The other eight stories in this collection hole out in pretty much this fashion. Wodehouse's golf themed stories do perhaps lack the universal appeal of stories relating to his hapless golfers but they are still fantastic vinaigrettes. Fore!
0Comment|One person found this helpful. Was this review helpful to you?YesNoReport abuse
on 18 July 2007
I have never played golf and try to avoid golfers, but the golf stories of Wodehouse are amongst his best work. There are nine short stories in The Heart of a Goof but the entire volume would be worth buying if it only contained the final three, which are interlinked. The middle of the three, Jane gets off the fairway, shows that Wodeshouse can do social satire when he wanted to - the descriptions of the artistic-bohemian set that the Jane of the title gets involved in is a masterpiece of restrained spite and bile and is reminiscent of his much neglected work The Coming of Bill. Spite and bile are uncommon terms for use in relation to Wodehouse, but this story is darkly comic and the arty type described in their pretensiousness all too familiar even today.
If you thought Wodehouse was just Jeeves and Wooster, buy this and marvel.
0Comment|Was this review helpful to you?YesNoReport abuse
on 17 January 2012
Nine stories - mainly romantic little ditties - against a backdrop of golf in standard P.G.-style, i.e. beautifully written and full of nuggets. It does help to have the slightest smattering of golf terms, especially the old names for clubs, but it's not essential.

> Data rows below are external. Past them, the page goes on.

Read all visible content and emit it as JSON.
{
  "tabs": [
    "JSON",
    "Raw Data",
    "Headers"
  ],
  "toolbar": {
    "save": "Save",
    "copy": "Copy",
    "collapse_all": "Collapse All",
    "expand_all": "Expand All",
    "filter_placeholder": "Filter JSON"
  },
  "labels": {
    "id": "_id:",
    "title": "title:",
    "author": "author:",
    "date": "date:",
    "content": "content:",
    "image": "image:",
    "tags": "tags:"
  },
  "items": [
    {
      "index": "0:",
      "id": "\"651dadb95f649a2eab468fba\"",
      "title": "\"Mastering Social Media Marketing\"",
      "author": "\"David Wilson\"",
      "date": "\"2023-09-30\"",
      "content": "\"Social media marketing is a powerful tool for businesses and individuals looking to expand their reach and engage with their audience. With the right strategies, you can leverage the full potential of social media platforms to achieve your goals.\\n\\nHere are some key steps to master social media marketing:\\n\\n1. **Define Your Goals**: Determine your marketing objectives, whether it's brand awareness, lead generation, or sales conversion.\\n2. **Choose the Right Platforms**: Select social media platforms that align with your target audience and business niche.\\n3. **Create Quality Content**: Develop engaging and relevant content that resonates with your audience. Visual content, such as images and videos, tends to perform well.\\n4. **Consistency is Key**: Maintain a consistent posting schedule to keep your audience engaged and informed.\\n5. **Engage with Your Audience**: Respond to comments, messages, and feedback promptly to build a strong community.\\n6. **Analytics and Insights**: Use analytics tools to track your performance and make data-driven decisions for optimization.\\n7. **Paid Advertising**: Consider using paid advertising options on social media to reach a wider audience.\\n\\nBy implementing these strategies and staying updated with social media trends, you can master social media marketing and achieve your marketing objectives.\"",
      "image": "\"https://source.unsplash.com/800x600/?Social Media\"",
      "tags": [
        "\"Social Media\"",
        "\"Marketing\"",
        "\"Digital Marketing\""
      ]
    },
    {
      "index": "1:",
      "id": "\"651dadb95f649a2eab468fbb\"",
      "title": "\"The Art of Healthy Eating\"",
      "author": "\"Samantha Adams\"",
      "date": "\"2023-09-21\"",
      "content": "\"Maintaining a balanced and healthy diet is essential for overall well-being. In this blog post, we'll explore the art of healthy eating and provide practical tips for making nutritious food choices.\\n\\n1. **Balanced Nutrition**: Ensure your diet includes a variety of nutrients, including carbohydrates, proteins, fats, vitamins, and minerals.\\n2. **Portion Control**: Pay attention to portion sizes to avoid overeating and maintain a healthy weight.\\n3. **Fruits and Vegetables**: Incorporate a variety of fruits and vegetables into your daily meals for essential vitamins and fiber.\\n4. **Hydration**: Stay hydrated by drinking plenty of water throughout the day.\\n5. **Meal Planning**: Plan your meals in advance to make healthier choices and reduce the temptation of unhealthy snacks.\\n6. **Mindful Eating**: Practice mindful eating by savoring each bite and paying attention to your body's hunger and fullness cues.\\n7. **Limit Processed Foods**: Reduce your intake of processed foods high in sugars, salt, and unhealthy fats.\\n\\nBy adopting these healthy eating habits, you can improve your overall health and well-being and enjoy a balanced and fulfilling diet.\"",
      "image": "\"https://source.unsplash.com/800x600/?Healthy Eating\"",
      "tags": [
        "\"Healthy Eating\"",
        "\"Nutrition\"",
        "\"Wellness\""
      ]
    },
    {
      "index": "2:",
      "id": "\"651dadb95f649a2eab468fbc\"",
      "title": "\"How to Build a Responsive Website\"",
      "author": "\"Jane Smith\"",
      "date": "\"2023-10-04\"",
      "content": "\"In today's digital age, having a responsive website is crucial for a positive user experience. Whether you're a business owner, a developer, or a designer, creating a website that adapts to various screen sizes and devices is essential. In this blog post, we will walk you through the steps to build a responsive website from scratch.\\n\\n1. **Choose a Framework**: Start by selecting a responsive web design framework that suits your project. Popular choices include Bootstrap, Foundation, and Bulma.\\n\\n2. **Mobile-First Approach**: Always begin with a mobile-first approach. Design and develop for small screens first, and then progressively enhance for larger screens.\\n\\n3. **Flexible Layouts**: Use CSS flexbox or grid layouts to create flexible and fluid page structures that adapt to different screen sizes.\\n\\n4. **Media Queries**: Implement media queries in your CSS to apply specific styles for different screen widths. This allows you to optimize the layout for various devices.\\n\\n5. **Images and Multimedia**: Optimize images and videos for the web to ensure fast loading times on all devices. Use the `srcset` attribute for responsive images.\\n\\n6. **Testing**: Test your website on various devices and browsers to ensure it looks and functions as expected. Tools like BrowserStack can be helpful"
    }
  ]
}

I can hardly do better than quote three of my favourite nuggets:
"That is the worst of a free country - liberty so often degenerates into licence."
"His was the peace of the man who has reached the age when he is no longer expected to dance."
"...he wished that Providence had never endowed women with this sixth sense. A woman with merely five took quite enough handling."

Oh, and the dedication: "To my daughter Leonora without whose never-failing sympathy and encouragement this book would have been finished in half the time."

Big thumbs up.
0Comment|Was this review helpful to you?YesNoReport abuse
on 24 January 2013
To give a bit of background, I don't play golf,but watch it on tv sometimes and have a basic understanding of it.

I first read this book some 30 years ago and came back to it by accident when I remembered it a few weeks ago.

It's still as good as I remembered. Buy it and enjoy.
0Comment|Was this review helpful to you?YesNoReport abuse
on 2 December 2008
I've read about 20 of Wodehouse's works and this is, so far, the least memorable of the lot. The stories themselves are quite similar and Wodehouse himself rarely reaches the sublime levels of wittiness and humour normally associated with Jeeves, Psmith and Mulliner.

Nevertheless, I suspect that I am only so disappointed because I have come to expect so much out of this truly redoubtable author.
0Comment|Was this review helpful to you?YesNoReport abuse
on 9 February 2014
This book took me back decades - decades, in fact, before I was born - to a gentler and more peaceful time. It was written by a true genius of prose who clearly loved his subject and was not afraid to poke a little light hearted fun at those who lived for golf! It is a brilliant book that is full of highly amusing stories and not a page was left unturned. I loved it!
0Comment|Was this review helpful to you?YesNoReport abuse

Customers also viewed these items

£6.99

Send us feedback

How can we make Amazon Customer Reviews better for you?
Let us know here.